  1. Amanda March 11, 13:52
    Thank you for this! As a family that has to frequently visit various children’s campuses, I was curious if there are any extra measures or approaches being taken to help prevent the spread as far as extra cleaning, limiting provider/patient touching, etc.?
    • Kate Setter
      Kate Setter March 12, 12:06

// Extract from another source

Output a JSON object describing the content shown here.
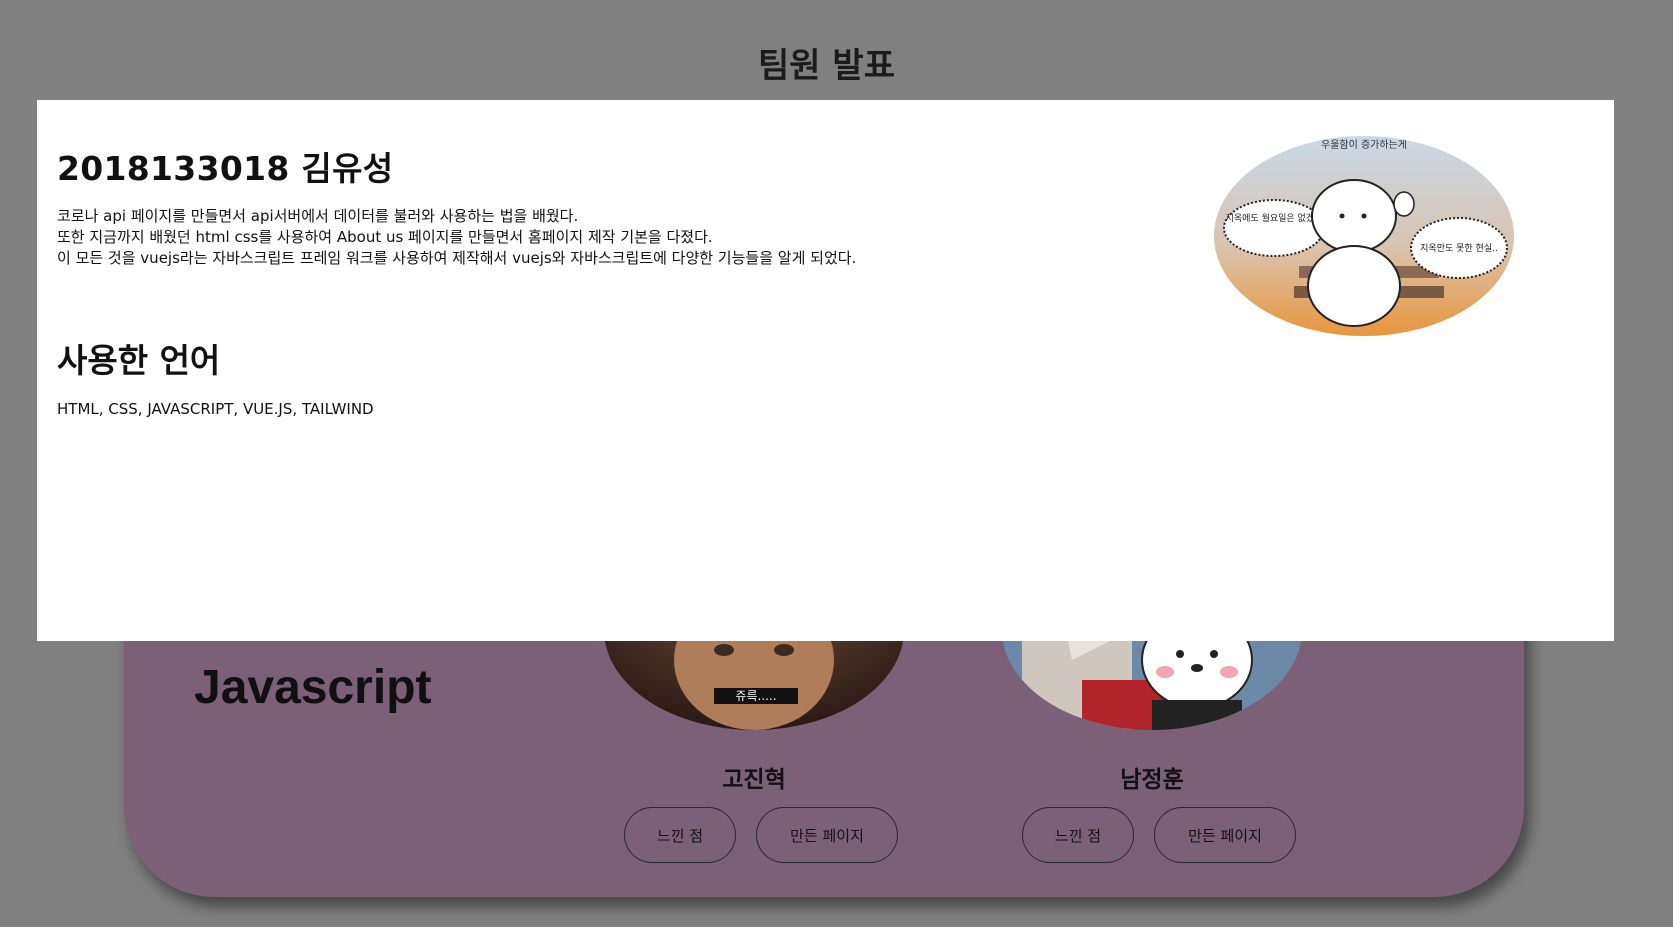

      Hi Amanda - thank you for asking about this. We follow the highest cleaning standards regularly during respiratory virus season. Our practice exceeds the current recommendation from the CDC related to COVID-19. We are screening every patient and family for risk at check-in and ensuring individuals who have travel risk or respiratory symptoms receive a mask and wait in a closed room, away from other patients. Some of our providers are choosing not to shake hands, but a physical exam is usually important to the care they provide, so they will continue to touch patients to provide care. Hand hygiene is paramount and we are being even more careful than usual. Please feel free to ask any provider at any time to wash hands again.
      • Concerned Parent March 16, 07:45
        This level of care and concern unfortunately doesnt seem to be spread across your departments evenly! I see the Valet, the most non essential of services, still in operation! That's a crazy level of unneeded cross contamination, lack of oversight and regard for basic patient safety! They have no idea who's car they are in, going car to car, exchanging cash, no ppe which wouldnt matter anyway. I'm very concerned that on paper your response sounds good but on the ground in practice it's not really fully implemented or thought through on all levels.
        • Kate Setter
          Kate Setter March 23, 14:02
          Hi Concerned Parent - We are implementing new procedures and precautions every day. Please reach out to our Family Relations team to discuss any ongoing concerns you have. Their email is advocates@cchmc.org and their phone number is 513-636-4700.
  2. Brandi March 15, 13:21
    Are children with EOE at greater risk of complications from the Coronavirus? Thank you!
    • Kate Setter
      Kate Setter March 23, 13:57
      Hi Brandi - The EoE team has provided this guidance that will likely be helpful to you: https://www.cincinnatichildrens.org/patients/coronavirus-information/condition-specific/eosinophilic-disorders
  3. C Baggett March 17, 11:09
    Dr. Huang, my son was an EoE patient at CC, but is now an adult. I know that EoE is an auto-immune disorder, but what about immuno-deficiency? I can't seem to find a link between the two online. Are EoE patients considered immune deficient at any level? Thank you for your time!!
    • Kate Setter
      Kate Setter March 23, 13:43
      The EoE team has provided this guidance this will likely be helpful to you: https://www.cincinnatichildrens.org/patients/coronavirus-information/condition-specific/eosinophilic-disorders. Thank you for your question!
  4. Odie March 19, 07:50
    I'm a nurse at a Nursing Home. My wife has Lupus. Do you think I should wear a mask while I am at work in order to prevent transmission to my wife when I get home?
    • Kate Setter
      Kate Setter March 23, 13:46
      Hi Odie - This question would be best to ask your wife's doctor or another member of her care team. They know her condition best and will be able to offer guidance to you about how you can protect her.
  5. OSU Renee March 21, 19:51
    Are immunologist or ID doctors in the US or other countries treating patients with XLA who have been diagnosed with Covid-19? If so, which treatments are being used and the results thus far? dangerous is this for our children with XLA? How dangerous is this for XLA patients? I understand the T-cells are fighting off the virus but the dead cells in a non-XLA patient would be cleared by antibodies/B-cells. My son's immune system obviously doesn't produce B-cells so how are the dead cells being removed? Other cells? He receives Sub-Q Hizentra bi-monthly, from what I know his treatments are not able to rid of the dead cells. Help... Any information would be helpful.
    • Kate Setter
      Kate Setter March 23, 13:53
      Hi Renee - How the virus impacts people in different patient populations is still very much unknown. Please reach out to your son's care team with these questions, if anyone knows if there is any data related to patients with XLA it will be the specialists. Thank you.